***** EXTRACTED ENTRIES

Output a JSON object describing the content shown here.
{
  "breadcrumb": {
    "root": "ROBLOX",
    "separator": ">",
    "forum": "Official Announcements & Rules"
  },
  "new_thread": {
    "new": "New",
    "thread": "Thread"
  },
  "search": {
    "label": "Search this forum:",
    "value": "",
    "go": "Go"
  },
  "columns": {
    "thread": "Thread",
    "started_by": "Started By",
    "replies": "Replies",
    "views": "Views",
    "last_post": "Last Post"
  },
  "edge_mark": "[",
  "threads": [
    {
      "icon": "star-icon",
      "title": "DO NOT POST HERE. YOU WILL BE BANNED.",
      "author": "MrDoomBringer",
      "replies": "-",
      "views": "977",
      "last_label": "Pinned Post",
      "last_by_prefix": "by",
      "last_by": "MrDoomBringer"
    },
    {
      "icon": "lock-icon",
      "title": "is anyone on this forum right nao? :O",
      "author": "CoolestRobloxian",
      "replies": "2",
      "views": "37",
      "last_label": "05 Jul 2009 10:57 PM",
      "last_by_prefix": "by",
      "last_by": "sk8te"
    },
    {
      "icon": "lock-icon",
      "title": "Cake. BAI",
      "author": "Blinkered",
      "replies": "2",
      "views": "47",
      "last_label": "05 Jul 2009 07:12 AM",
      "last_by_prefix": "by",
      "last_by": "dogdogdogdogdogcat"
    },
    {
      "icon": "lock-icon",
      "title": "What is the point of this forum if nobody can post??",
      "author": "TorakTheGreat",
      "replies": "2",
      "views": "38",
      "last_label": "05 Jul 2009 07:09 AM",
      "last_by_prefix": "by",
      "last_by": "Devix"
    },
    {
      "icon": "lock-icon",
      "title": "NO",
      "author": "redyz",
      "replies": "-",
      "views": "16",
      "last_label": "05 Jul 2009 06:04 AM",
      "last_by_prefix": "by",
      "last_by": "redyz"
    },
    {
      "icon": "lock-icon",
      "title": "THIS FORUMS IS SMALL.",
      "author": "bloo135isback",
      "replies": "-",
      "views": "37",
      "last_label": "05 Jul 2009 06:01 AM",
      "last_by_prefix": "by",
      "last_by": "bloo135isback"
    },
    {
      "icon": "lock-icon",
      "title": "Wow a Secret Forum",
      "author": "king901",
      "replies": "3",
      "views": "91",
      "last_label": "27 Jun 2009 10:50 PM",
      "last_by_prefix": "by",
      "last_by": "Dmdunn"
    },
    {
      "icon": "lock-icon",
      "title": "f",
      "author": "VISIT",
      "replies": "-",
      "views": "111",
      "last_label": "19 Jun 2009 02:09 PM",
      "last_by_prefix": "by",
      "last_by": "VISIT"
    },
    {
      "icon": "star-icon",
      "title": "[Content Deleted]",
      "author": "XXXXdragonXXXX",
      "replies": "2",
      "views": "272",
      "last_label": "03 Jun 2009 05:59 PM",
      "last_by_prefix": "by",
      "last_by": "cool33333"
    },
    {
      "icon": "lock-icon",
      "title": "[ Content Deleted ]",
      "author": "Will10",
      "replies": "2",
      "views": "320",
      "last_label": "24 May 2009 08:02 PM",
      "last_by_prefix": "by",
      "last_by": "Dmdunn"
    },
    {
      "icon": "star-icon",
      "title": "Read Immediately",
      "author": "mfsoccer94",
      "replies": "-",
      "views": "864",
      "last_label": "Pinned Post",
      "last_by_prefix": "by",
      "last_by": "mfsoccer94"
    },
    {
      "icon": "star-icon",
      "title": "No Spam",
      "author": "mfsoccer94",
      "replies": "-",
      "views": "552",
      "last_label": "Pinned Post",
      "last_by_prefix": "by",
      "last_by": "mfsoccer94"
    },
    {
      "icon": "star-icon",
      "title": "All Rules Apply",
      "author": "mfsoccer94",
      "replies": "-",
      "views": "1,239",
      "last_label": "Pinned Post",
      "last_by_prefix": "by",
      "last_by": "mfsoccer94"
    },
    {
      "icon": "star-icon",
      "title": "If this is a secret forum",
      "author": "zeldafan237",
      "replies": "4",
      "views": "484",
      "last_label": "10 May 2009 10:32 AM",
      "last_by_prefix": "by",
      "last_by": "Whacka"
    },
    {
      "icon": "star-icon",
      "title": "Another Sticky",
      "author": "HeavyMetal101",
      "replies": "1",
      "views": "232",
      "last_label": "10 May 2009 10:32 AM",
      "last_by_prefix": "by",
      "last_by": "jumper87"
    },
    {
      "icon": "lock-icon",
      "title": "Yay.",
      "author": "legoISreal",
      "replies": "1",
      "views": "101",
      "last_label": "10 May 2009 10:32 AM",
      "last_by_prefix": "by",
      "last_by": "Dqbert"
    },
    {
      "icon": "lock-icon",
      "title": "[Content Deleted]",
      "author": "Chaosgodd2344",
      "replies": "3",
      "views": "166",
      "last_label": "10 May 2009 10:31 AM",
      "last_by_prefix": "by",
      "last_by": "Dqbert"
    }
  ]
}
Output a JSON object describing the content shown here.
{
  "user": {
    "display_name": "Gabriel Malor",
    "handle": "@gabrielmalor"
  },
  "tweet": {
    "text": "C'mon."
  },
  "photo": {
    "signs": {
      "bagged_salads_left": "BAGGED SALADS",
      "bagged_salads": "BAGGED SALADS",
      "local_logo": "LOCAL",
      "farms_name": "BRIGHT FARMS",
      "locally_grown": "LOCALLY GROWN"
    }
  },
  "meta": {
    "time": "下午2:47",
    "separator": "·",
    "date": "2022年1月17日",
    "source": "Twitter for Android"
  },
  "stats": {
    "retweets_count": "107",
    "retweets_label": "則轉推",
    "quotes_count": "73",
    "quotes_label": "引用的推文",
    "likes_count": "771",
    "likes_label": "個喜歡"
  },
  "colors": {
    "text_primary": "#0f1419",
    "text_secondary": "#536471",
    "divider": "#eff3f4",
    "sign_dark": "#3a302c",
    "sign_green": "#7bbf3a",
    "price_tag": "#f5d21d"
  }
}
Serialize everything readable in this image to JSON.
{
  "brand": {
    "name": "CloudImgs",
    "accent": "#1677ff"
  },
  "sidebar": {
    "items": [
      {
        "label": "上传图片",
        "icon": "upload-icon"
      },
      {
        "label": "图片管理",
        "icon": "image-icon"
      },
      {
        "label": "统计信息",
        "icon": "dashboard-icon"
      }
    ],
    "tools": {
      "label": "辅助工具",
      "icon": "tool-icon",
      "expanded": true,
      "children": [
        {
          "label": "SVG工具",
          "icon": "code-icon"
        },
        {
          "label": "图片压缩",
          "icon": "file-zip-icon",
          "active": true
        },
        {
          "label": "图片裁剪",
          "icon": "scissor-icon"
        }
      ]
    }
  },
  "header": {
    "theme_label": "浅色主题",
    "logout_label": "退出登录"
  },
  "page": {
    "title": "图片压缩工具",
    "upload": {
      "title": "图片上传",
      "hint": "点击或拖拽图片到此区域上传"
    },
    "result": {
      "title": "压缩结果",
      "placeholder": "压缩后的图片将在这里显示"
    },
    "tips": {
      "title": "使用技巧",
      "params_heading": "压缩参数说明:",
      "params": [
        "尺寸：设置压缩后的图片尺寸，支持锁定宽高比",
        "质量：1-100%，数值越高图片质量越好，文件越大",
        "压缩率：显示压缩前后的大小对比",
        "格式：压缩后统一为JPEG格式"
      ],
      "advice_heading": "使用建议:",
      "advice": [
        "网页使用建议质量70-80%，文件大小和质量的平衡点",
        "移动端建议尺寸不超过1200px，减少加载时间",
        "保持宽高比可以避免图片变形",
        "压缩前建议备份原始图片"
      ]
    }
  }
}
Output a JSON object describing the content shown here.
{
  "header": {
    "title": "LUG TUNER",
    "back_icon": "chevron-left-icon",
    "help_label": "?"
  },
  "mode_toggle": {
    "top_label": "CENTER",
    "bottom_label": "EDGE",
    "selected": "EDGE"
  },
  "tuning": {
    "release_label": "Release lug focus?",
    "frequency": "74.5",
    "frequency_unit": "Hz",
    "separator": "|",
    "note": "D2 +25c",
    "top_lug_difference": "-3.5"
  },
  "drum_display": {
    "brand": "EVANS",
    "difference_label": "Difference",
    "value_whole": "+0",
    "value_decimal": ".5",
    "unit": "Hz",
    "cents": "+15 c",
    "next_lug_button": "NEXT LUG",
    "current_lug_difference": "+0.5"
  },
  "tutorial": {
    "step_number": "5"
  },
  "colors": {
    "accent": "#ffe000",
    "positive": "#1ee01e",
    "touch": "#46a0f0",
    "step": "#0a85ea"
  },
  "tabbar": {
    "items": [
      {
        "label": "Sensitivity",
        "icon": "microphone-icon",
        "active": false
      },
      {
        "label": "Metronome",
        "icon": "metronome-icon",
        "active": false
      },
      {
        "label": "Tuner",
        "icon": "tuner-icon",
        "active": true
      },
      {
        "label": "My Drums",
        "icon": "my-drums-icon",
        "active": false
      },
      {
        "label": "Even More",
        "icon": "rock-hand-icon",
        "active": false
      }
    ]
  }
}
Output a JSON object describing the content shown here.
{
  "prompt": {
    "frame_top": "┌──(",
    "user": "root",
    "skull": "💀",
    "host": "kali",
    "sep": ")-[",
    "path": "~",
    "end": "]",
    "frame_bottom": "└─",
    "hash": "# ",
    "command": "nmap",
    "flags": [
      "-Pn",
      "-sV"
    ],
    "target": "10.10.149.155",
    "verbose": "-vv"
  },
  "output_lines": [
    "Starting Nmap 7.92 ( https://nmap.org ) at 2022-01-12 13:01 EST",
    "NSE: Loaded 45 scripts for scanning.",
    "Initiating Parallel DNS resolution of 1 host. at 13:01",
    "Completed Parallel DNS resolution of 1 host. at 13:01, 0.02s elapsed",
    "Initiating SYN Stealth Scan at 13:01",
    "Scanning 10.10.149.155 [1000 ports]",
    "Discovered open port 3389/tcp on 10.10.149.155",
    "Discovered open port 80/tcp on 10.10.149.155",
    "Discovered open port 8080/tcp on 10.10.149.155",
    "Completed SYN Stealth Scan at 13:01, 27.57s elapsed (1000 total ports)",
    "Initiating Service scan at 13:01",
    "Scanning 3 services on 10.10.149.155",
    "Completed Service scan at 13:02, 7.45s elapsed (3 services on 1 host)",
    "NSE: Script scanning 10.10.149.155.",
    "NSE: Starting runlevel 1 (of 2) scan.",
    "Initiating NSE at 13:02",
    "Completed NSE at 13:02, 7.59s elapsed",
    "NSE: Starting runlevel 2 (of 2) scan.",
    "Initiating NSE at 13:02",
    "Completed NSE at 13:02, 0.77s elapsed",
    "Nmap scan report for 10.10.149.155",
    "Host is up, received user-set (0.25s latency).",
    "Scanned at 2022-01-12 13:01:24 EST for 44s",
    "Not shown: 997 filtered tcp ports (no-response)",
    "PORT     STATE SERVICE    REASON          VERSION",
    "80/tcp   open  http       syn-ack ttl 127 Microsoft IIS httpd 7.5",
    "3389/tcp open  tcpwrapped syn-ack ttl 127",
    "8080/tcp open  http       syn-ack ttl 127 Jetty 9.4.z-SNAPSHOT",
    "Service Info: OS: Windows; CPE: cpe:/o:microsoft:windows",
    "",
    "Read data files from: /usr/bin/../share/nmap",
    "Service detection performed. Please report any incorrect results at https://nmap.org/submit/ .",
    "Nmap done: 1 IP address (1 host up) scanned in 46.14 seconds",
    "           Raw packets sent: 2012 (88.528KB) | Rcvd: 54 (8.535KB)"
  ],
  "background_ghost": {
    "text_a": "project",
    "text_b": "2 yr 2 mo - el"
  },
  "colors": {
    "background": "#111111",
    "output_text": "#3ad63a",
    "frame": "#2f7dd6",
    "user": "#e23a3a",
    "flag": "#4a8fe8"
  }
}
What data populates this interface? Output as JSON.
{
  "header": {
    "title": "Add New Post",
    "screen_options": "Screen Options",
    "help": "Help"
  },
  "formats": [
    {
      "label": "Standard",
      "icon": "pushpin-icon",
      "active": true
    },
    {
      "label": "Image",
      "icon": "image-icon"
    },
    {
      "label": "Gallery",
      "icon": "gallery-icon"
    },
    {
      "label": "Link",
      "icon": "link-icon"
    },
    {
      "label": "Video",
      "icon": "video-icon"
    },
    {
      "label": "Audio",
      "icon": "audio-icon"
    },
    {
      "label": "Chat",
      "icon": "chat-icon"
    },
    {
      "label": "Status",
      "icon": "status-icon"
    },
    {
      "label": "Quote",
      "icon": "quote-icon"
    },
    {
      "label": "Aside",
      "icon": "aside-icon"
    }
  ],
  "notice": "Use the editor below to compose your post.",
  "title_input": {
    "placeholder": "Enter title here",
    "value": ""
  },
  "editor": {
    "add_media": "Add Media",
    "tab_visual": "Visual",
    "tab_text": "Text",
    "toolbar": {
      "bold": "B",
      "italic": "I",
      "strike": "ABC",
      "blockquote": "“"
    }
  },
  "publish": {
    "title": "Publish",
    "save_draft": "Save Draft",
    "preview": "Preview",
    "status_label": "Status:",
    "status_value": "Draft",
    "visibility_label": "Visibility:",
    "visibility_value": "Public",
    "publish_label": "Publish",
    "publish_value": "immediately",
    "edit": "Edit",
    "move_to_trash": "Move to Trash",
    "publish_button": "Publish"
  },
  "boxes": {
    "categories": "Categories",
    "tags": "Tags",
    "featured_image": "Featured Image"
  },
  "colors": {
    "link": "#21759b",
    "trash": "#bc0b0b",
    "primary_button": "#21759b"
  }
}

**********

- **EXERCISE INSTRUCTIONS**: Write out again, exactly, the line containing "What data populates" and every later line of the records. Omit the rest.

- **TASK OUTPUT**:
What data populates this interface? Output as JSON.
{
  "header": {
    "title": "Add New Post",
    "screen_options": "Screen Options",
    "help": "Help"
  },
  "formats": [
    {
      "label": "Standard",
      "icon": "pushpin-icon",
      "active": true
    },
    {
      "label": "Image",
      "icon": "image-icon"
    },
    {
      "label": "Gallery",
      "icon": "gallery-icon"
    },
    {
      "label": "Link",
      "icon": "link-icon"
    },
    {
      "label": "Video",
      "icon": "video-icon"
    },
    {
      "label": "Audio",
      "icon": "audio-icon"
    },
    {
      "label": "Chat",
      "icon": "chat-icon"
    },
    {
      "label": "Status",
      "icon": "status-icon"
    },
    {
      "label": "Quote",
      "icon": "quote-icon"
    },
    {
      "label": "Aside",
      "icon": "aside-icon"
    }
  ],
  "notice": "Use the editor below to compose your post.",
  "title_input": {
    "placeholder": "Enter title here",
    "value": ""
  },
  "editor": {
    "add_media": "Add Media",
    "tab_visual": "Visual",
    "tab_text": "Text",
    "toolbar": {
      "bold": "B",
      "italic": "I",
      "strike": "ABC",
      "blockquote": "“"
    }
  },
  "publish": {
    "title": "Publish",
    "save_draft": "Save Draft",
    "preview": "Preview",
    "status_label": "Status:",
    "status_value": "Draft",
    "visibility_label": "Visibility:",
    "visibility_value": "Public",
    "publish_label": "Publish",
    "publish_value": "immediately",
    "edit": "Edit",
    "move_to_trash": "Move to Trash",
    "publish_button": "Publish"
  },
  "boxes": {
    "categories": "Categories",
    "tags": "Tags",
    "featured_image": "Featured Image"
  },
  "colors": {
    "link": "#21759b",
    "trash": "#bc0b0b",
    "primary_button": "#21759b"
  }
}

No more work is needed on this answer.